EXERCISE INSTRUCTIONS:
Look through the entries below and report how many lines hold the string "glyph". Only the number is wanted.

(Interface dataset entries)
· · · · ·

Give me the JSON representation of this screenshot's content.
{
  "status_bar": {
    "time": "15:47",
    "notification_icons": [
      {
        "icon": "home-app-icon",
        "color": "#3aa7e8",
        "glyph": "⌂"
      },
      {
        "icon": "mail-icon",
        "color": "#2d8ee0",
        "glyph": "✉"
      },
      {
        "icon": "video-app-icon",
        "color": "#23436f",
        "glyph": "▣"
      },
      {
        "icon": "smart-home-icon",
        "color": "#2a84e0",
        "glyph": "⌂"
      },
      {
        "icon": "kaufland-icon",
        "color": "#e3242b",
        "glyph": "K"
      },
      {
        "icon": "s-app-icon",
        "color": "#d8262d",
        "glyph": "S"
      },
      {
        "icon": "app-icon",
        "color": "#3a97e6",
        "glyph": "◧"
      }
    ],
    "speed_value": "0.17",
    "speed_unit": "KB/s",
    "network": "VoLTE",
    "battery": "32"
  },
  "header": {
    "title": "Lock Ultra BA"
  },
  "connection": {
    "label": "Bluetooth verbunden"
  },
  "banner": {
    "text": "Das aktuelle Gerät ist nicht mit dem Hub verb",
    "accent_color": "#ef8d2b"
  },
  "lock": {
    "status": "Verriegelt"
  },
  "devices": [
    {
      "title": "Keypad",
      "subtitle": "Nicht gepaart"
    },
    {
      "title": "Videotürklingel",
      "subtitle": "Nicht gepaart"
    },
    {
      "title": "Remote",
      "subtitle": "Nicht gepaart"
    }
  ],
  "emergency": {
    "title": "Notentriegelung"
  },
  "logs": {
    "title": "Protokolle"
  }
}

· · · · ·

EXERCISE SOLUTION:
7